Every year, the council updates its strategic plan, also known as the “long range plan.” The plan looks at new and continuing projects for the next five years, with a special focus on projects proposed for the upcoming fiscal year. This document serves as a guide for the organization to achieve its mission of promoting environmentally safe operation of the Alyeska terminal and associated tankers.

Download the current plan: Long Range Strategic Plan

Overview of council research

Every year, the council updates its compendium of scientific research and technical reports. The compendium is an excellent overview of the work we do. It includes summaries and links to our scientific research and technical projects. The compendium includes council reports from the start of our research efforts in the early 1990’s through May 2014.

Download the compendium: Reports Compendium – Updated through December 2017

Working together for a safer sound

One of the objectives of the Oil Pollution Act of 1990 was to foster partnerships among the oil industry, government agencies, and local citizens. We have learned over the years that partnerships among stakeholders can lead to good policies, safer transportation of oil, better oil spill response capabilities, and improved environmental protection. Ex-officio members and other organizations routinely participate in the technical committee meetings, contributing expertise and other assistance with council projects.

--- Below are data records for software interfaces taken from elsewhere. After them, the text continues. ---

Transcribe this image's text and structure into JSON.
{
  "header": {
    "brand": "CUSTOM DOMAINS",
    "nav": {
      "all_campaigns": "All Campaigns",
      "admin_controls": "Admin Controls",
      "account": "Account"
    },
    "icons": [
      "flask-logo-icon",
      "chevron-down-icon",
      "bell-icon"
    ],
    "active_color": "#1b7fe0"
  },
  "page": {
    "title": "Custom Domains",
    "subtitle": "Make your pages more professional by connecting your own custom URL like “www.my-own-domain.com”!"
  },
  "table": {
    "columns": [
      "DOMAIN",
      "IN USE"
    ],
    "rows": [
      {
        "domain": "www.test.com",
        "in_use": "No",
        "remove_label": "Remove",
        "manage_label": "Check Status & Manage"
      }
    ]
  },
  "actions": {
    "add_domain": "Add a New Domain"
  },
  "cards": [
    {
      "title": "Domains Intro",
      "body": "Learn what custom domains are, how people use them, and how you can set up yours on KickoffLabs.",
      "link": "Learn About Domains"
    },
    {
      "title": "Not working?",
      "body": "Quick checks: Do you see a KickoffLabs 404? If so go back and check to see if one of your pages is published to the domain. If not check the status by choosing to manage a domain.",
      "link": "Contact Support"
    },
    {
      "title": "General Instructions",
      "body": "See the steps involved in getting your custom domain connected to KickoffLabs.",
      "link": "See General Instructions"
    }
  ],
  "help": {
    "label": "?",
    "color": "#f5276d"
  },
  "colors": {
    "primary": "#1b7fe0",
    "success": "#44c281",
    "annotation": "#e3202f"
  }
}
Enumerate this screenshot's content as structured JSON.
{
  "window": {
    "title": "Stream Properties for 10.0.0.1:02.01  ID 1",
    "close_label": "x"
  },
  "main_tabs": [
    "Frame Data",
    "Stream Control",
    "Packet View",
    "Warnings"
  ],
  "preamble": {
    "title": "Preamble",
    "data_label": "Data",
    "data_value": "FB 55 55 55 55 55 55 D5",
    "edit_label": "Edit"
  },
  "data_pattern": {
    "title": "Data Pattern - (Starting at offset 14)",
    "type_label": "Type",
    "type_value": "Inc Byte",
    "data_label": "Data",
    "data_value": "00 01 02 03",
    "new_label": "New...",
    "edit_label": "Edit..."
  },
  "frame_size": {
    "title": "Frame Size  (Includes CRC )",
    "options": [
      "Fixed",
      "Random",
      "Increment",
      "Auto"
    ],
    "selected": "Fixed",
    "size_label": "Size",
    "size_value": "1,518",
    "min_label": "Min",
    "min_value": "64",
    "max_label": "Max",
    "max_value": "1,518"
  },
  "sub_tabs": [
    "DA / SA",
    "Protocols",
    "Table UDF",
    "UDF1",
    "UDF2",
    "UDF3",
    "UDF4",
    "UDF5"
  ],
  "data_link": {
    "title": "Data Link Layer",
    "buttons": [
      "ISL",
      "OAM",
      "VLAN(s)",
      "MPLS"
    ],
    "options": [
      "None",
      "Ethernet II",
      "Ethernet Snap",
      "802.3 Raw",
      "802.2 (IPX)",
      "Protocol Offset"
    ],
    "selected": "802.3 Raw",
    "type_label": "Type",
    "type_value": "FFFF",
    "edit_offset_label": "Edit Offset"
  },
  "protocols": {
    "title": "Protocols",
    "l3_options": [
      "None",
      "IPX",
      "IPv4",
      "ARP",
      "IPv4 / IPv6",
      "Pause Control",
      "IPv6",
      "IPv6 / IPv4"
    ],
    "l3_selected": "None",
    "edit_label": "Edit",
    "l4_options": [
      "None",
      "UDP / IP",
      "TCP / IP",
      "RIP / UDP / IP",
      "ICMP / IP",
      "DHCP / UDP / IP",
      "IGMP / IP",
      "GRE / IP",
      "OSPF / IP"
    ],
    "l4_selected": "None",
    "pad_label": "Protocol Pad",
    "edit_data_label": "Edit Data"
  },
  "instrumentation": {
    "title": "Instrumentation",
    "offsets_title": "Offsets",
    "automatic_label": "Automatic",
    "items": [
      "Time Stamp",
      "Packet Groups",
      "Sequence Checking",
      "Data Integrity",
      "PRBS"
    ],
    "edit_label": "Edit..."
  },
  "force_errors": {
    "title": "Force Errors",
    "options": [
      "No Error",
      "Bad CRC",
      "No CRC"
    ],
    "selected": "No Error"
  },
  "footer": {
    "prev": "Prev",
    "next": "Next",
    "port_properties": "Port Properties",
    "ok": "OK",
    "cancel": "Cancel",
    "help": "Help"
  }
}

Many of PWSRCAC’s major successes have been jointly achieved through technical and regulatory working groups and funding partnerships among government, industry, and citizen representatives.